- _Problem description_
For the data that follows, state how many lines hold the string "glyph", giving the number by itself.

- _Source information_
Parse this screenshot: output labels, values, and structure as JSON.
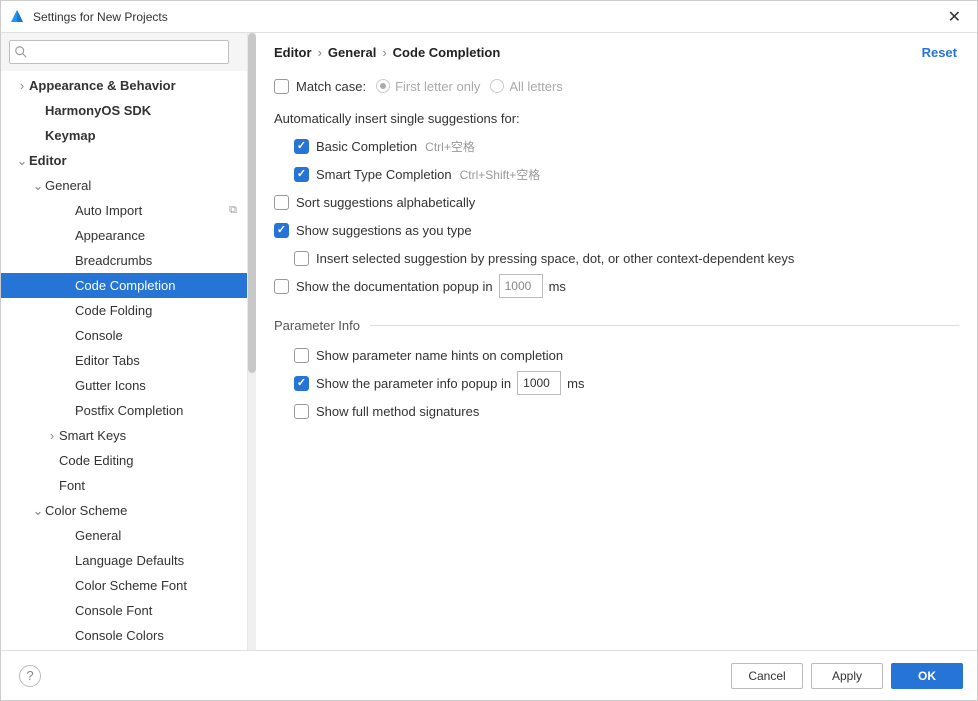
{
  "window": {
    "title": "Settings for New Projects"
  },
  "search": {
    "placeholder": ""
  },
  "tree": {
    "items": [
      {
        "label": "Appearance & Behavior",
        "bold": true,
        "indent": 1,
        "arrow": "right"
      },
      {
        "label": "HarmonyOS SDK",
        "bold": true,
        "indent": 2,
        "arrow": "none"
      },
      {
        "label": "Keymap",
        "bold": true,
        "indent": 2,
        "arrow": "none"
      },
      {
        "label": "Editor",
        "bold": true,
        "indent": 1,
        "arrow": "down"
      },
      {
        "label": "General",
        "bold": false,
        "indent": 2,
        "arrow": "down"
      },
      {
        "label": "Auto Import",
        "bold": false,
        "indent": 4,
        "arrow": "none",
        "tag": "⧉"
      },
      {
        "label": "Appearance",
        "bold": false,
        "indent": 4,
        "arrow": "none"
      },
      {
        "label": "Breadcrumbs",
        "bold": false,
        "indent": 4,
        "arrow": "none"
      },
      {
        "label": "Code Completion",
        "bold": false,
        "indent": 4,
        "arrow": "none",
        "selected": true
      },
      {
        "label": "Code Folding",
        "bold": false,
        "indent": 4,
        "arrow": "none"
      },
      {
        "label": "Console",
        "bold": false,
        "indent": 4,
        "arrow": "none"
      },
      {
        "label": "Editor Tabs",
        "bold": false,
        "indent": 4,
        "arrow": "none"
      },
      {
        "label": "Gutter Icons",
        "bold": false,
        "indent": 4,
        "arrow": "none"
      },
      {
        "label": "Postfix Completion",
        "bold": false,
        "indent": 4,
        "arrow": "none"
      },
      {
        "label": "Smart Keys",
        "bold": false,
        "indent": 3,
        "arrow": "right"
      },
      {
        "label": "Code Editing",
        "bold": false,
        "indent": 3,
        "arrow": "none"
      },
      {
        "label": "Font",
        "bold": false,
        "indent": 3,
        "arrow": "none"
      },
      {
        "label": "Color Scheme",
        "bold": false,
        "indent": 2,
        "arrow": "down"
      },
      {
        "label": "General",
        "bold": false,
        "indent": 4,
        "arrow": "none"
      },
      {
        "label": "Language Defaults",
        "bold": false,
        "indent": 4,
        "arrow": "none"
      },
      {
        "label": "Color Scheme Font",
        "bold": false,
        "indent": 4,
        "arrow": "none"
      },
      {
        "label": "Console Font",
        "bold": false,
        "indent": 4,
        "arrow": "none"
      },
      {
        "label": "Console Colors",
        "bold": false,
        "indent": 4,
        "arrow": "none"
      }
    ]
  },
  "breadcrumb": {
    "p0": "Editor",
    "p1": "General",
    "p2": "Code Completion",
    "sep": "›"
  },
  "reset_label": "Reset",
  "form": {
    "match_case": {
      "label": "Match case:",
      "checked": false
    },
    "first_letter": "First letter only",
    "all_letters": "All letters",
    "auto_insert_heading": "Automatically insert single suggestions for:",
    "basic": {
      "label": "Basic Completion",
      "hint": "Ctrl+空格",
      "checked": true
    },
    "smart": {
      "label": "Smart Type Completion",
      "hint": "Ctrl+Shift+空格",
      "checked": true
    },
    "sort_alpha": {
      "label": "Sort suggestions alphabetically",
      "checked": false
    },
    "show_as_type": {
      "label": "Show suggestions as you type",
      "checked": true
    },
    "insert_selected": {
      "label": "Insert selected suggestion by pressing space, dot, or other context-dependent keys",
      "checked": false
    },
    "show_doc": {
      "label_pre": "Show the documentation popup in",
      "value": "1000",
      "label_post": "ms",
      "checked": false
    },
    "param_heading": "Parameter Info",
    "show_param_hints": {
      "label": "Show parameter name hints on completion",
      "checked": false
    },
    "show_param_popup": {
      "label_pre": "Show the parameter info popup in",
      "value": "1000",
      "label_post": "ms",
      "checked": true
    },
    "show_full_sig": {
      "label": "Show full method signatures",
      "checked": false
    }
  },
  "footer": {
    "cancel": "Cancel",
    "apply": "Apply",
    "ok": "OK"
  }
}
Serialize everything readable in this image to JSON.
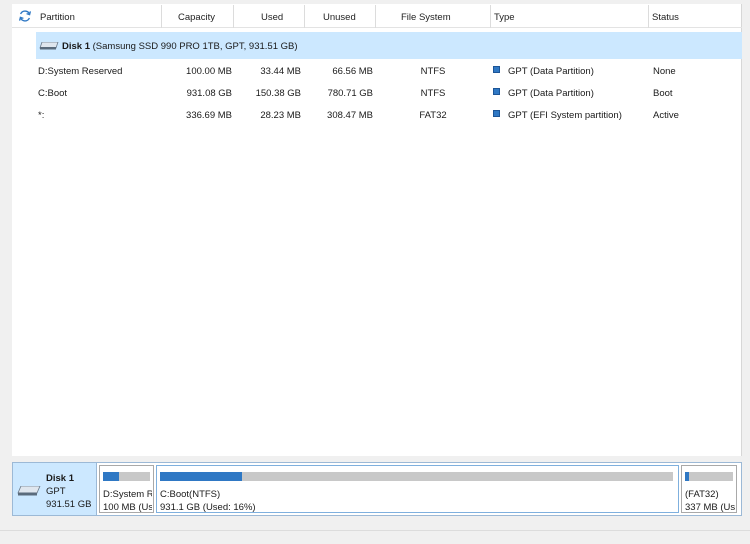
{
  "columns": {
    "partition": "Partition",
    "capacity": "Capacity",
    "used": "Used",
    "unused": "Unused",
    "filesystem": "File System",
    "type": "Type",
    "status": "Status"
  },
  "disk": {
    "name": "Disk 1",
    "details": "(Samsung SSD 990 PRO 1TB, GPT, 931.51 GB)"
  },
  "partitions": [
    {
      "name": "D:System Reserved",
      "capacity": "100.00 MB",
      "used": "33.44 MB",
      "unused": "66.56 MB",
      "fs": "NTFS",
      "type": "GPT (Data Partition)",
      "status": "None"
    },
    {
      "name": "C:Boot",
      "capacity": "931.08 GB",
      "used": "150.38 GB",
      "unused": "780.71 GB",
      "fs": "NTFS",
      "type": "GPT (Data Partition)",
      "status": "Boot"
    },
    {
      "name": "*:",
      "capacity": "336.69 MB",
      "used": "28.23 MB",
      "unused": "308.47 MB",
      "fs": "FAT32",
      "type": "GPT (EFI System partition)",
      "status": "Active"
    }
  ],
  "disk_map": {
    "name": "Disk 1",
    "style": "GPT",
    "size": "931.51 GB",
    "blocks": [
      {
        "label": "D:System Re",
        "detail": "100 MB (Us",
        "used_fraction": 0.33
      },
      {
        "label": "C:Boot(NTFS)",
        "detail": "931.1 GB (Used: 16%)",
        "used_fraction": 0.16
      },
      {
        "label": "(FAT32)",
        "detail": "337 MB (Us",
        "used_fraction": 0.08
      }
    ]
  },
  "colors": {
    "selection": "#cce8ff",
    "partition_type": "#2f78c4",
    "used_bar": "#2f78c4"
  }
}
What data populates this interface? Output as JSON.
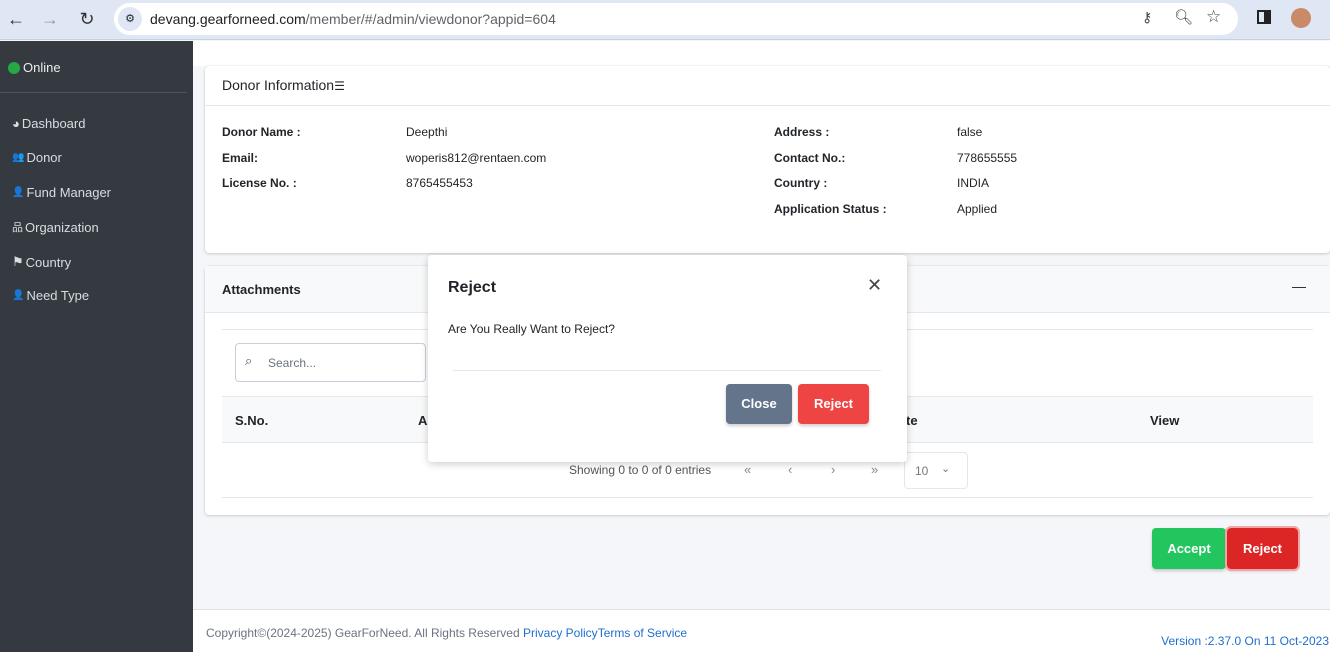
{
  "browser": {
    "url_host": "devang.gearforneed.com",
    "url_path": "/member/#/admin/viewdonor?appid=604"
  },
  "sidebar": {
    "status": "Online",
    "status_color": "#28a745",
    "items": [
      {
        "label": "Dashboard",
        "icon": "pie-chart-icon",
        "glyph": "◕"
      },
      {
        "label": "Donor",
        "icon": "users-icon",
        "glyph": "👥"
      },
      {
        "label": "Fund Manager",
        "icon": "user-tie-icon",
        "glyph": "👤"
      },
      {
        "label": "Organization",
        "icon": "sitemap-icon",
        "glyph": "品"
      },
      {
        "label": "Country",
        "icon": "flag-icon",
        "glyph": "⚑"
      },
      {
        "label": "Need Type",
        "icon": "user-hand-icon",
        "glyph": "👤"
      }
    ]
  },
  "donor_info": {
    "title": "Donor Information",
    "left": [
      {
        "label": "Donor Name :",
        "value": "Deepthi"
      },
      {
        "label": "Email:",
        "value": "woperis812@rentaen.com"
      },
      {
        "label": "License No. :",
        "value": "8765455453"
      }
    ],
    "right": [
      {
        "label": "Address :",
        "value": "false"
      },
      {
        "label": "Contact No.:",
        "value": "778655555"
      },
      {
        "label": "Country :",
        "value": "INDIA"
      },
      {
        "label": "Application Status :",
        "value": "Applied"
      }
    ]
  },
  "attachments": {
    "title": "Attachments",
    "collapse": "—",
    "search_placeholder": "Search...",
    "columns": [
      "S.No.",
      "A",
      "te",
      "View"
    ],
    "info": "Showing 0 to 0 of 0 entries",
    "pager": [
      "«",
      "‹",
      "›",
      "»"
    ],
    "page_size": "10"
  },
  "actions": {
    "accept": "Accept",
    "reject": "Reject",
    "accept_color": "#22c55e",
    "reject_color": "#dc2626"
  },
  "modal": {
    "title": "Reject",
    "message": "Are You Really Want to Reject?",
    "close": "Close",
    "reject": "Reject",
    "close_color": "#64748b",
    "reject_color": "#ef4444"
  },
  "footer": {
    "copyright": "Copyright©(2024-2025) GearForNeed. All Rights Reserved ",
    "privacy": "Privacy Policy",
    "terms": "Terms of Service",
    "version": "Version :2.37.0 On 11 Oct-2023"
  }
}
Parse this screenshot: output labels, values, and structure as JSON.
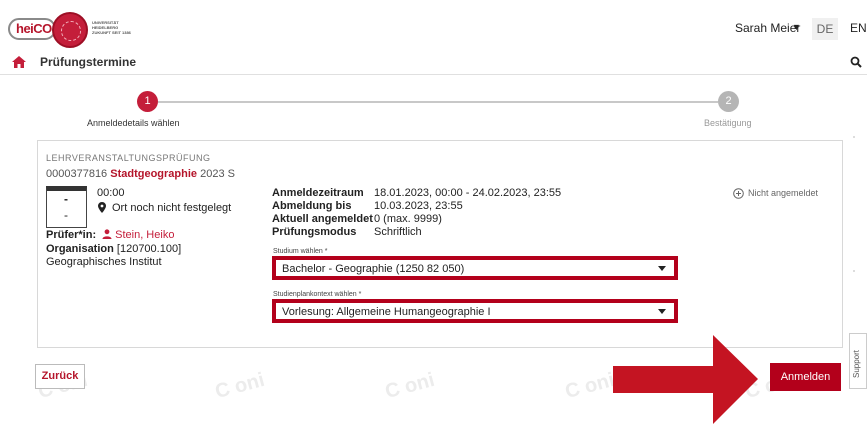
{
  "header": {
    "logo": "heiCO",
    "university_logo_text": "UNIVERSITÄT HEIDELBERG ZUKUNFT SEIT 1386",
    "user_name": "Sarah Meier",
    "lang_de": "DE",
    "lang_en": "EN"
  },
  "nav": {
    "page_title": "Prüfungstermine"
  },
  "stepper": {
    "steps": [
      {
        "num": "1",
        "label": "Anmeldedetails wählen"
      },
      {
        "num": "2",
        "label": "Bestätigung"
      }
    ]
  },
  "exam": {
    "kicker": "LEHRVERANSTALTUNGSPRÜFUNG",
    "course_number": "0000377816",
    "course_title": "Stadtgeographie",
    "semester": "2023 S",
    "date_day": "-",
    "date_month": "-",
    "time": "00:00",
    "location": "Ort noch nicht festgelegt",
    "examiner_label": "Prüfer*in:",
    "examiner": "Stein, Heiko",
    "org_label": "Organisation",
    "org_value": "[120700.100] Geographisches Institut",
    "details": [
      {
        "label": "Anmeldezeitraum",
        "value": "18.01.2023, 00:00 - 24.02.2023, 23:55"
      },
      {
        "label": "Abmeldung bis",
        "value": "10.03.2023, 23:55"
      },
      {
        "label": "Aktuell angemeldet",
        "value": "0 (max. 9999)"
      },
      {
        "label": "Prüfungsmodus",
        "value": "Schriftlich"
      }
    ],
    "status": "Nicht angemeldet"
  },
  "form": {
    "studium_label": "Studium wählen *",
    "studium_value": "Bachelor - Geographie (1250 82 050)",
    "kontext_label": "Studienplankontext wählen *",
    "kontext_value": "Vorlesung: Allgemeine Humangeographie I"
  },
  "actions": {
    "back": "Zurück",
    "submit": "Anmelden"
  },
  "support": "Support",
  "watermark": "CAMPUSonline SYSTEM",
  "colors": {
    "accent": "#c41e3a",
    "highlight": "#b3001b"
  }
}
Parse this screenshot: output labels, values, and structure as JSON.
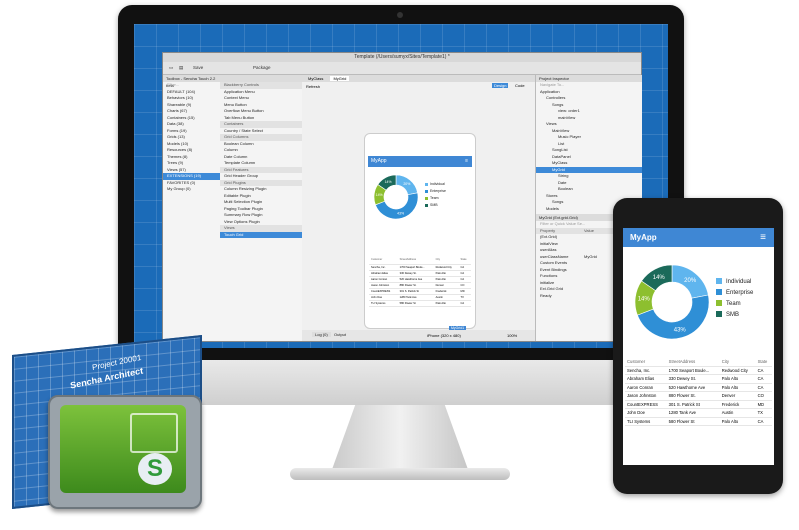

- _Result below_
6